Addressing some of the biggest environmental challenges such as plastic waste, overconsumption of energy and other resources, rapidly deteriorating biodiversity and urbanization, the installation is a prototype in urban architecture and a showcase in Additive Manufacturing (AM) of a scalable, city-developing circular economy.
The installation features unprecedented innovations made possible only by using custom-made generative design algorithms and the world’s largest, serial production 3D printers (FFF).
The Genesis Eco Screen features an embedded water and drainage system for plants and insect habitats, including a shelter for solitary bees. Measuring a full 4 by 4 meters, the Genesis Eco Screen is reminiscent of a massive root system, and is printed using multiple filaments — consisting of BigRep PETG and BASF Innofil3D rPET made of 100% recycled PET printed on four large-scale ONE printers. The project, set to be completed by late August, will be on display in downtown Berlin.
The actual printing has been occurring at a public site, the Thaersaal at Humboldt University. Once completed, the Genesis Eco Screen will be on display at the Fiction Forum exhibition center, the site of a now-demolished East German border control station that left a gap between East and West.

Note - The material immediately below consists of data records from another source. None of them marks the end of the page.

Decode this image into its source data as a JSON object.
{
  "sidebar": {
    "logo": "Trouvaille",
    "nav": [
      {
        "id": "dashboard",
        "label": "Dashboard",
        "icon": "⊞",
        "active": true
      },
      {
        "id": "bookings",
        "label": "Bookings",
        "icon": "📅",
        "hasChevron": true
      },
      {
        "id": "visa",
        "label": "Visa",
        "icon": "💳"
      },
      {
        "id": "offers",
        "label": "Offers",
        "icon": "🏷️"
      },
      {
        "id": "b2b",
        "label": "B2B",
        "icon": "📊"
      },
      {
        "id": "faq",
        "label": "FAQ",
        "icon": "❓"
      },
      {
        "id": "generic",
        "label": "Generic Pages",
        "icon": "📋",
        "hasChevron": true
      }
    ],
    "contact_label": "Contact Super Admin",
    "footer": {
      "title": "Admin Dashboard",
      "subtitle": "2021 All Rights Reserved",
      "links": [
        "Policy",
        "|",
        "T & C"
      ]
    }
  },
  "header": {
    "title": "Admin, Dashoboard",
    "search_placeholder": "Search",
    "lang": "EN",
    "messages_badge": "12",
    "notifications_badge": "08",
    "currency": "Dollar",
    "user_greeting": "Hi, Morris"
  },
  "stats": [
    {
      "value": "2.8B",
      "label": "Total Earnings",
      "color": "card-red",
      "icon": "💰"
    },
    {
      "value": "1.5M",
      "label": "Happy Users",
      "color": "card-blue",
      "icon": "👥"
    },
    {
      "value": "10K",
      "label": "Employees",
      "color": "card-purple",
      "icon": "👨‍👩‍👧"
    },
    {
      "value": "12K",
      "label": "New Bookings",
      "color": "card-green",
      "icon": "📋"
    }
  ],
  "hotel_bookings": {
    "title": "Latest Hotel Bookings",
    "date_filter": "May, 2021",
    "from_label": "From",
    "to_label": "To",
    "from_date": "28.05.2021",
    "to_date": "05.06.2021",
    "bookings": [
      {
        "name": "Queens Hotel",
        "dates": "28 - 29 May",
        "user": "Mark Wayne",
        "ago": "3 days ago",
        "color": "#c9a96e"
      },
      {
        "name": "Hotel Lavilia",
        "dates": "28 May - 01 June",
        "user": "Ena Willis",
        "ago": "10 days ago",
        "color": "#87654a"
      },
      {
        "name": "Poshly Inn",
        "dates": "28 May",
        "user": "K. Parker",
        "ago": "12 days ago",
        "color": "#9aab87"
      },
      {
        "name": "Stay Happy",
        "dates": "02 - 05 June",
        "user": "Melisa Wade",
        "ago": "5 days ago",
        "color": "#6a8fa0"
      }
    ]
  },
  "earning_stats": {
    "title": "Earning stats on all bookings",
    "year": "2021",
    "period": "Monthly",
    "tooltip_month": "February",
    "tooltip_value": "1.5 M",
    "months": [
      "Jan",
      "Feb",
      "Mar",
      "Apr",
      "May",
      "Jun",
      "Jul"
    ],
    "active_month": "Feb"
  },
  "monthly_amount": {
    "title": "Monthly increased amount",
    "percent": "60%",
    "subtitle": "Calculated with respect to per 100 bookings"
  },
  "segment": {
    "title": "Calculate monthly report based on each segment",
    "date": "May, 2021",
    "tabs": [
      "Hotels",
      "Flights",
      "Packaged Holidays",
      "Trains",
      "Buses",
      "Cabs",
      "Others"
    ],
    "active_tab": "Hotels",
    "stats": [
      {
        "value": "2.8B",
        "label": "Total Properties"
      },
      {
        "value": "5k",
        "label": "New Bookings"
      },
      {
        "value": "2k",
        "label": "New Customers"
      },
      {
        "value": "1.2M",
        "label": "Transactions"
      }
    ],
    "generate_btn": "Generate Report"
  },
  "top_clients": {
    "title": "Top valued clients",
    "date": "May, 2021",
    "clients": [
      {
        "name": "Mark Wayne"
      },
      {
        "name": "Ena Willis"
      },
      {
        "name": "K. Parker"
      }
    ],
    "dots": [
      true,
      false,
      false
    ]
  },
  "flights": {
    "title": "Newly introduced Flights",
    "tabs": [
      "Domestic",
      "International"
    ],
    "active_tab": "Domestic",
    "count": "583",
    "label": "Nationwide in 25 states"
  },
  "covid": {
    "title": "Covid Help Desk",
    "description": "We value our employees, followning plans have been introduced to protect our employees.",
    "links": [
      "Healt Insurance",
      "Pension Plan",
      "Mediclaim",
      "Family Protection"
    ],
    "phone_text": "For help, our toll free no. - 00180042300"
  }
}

“Disruptive technologies such as 3D printing are key to solving some of the world’s biggest problems,” said BigRep CIO and NOWLAB Managing Director Daniel Büning. “We want to deliver groundbreaking innovation to maximize the potential of AM, thereby creating entirely new applications. With this project, we are introducing a new and truly sustainable manufacturing protocol to the manufacturing of polymer objects using multiple pre-used plastic materials. The Genesis Eco Screen shows how society can develop a greener future — with circular economy solutions that are sustainable, local, modular and collaborative.”
Circular economy is aimed at minimizing waste by closing the gap between resource input, waste, emissions and energy usage. This is achieved by reducing consumption and material usage. Set up at Fiction Forum as a closed loop process, the PET bottles are recycled as an input material and 3D printed for an innovative, yet hands-on, showcase for production to demonstrate this approach.
At the Thaersaal, the public can learn more about this closed loop process in an exhibit detailing the steps turning waste into high-tech printing material. Used PET-bottles are delivered to a collection point, cleaned and pre-processed for the Dual Axel Shredder, a machine designed by the Germany company raw paradise. It processes the plastic into printable raw material for the actual filaments that are produced with a filament extruder.
The filament is a long strand, only 2.75 mm in diameter, and it looks like a cable. Coiled on filament spools, one for each printer, it is fed into the large-format ONE printers.
The Genesis Eco Screen was created using some of the most advanced self-generating design algorithms and agent-based modeling. These algorithms and agents are intelligent tools, almost comparable to AI, capable of autonomously designing complex geometries with only a few pre-set parameters. For the Genesis Eco Screen, these included, for example, a data analysis of the sun exposure across the installation in order to be able to optimize the diameter of the 3D-printed “branches” and the creation of the shading features and plant positioning accordingly.
Filed Under: 3D printing • additive manufacturing • stereolithography, TECHNOLOGIES + PRODUCTS, Green engineering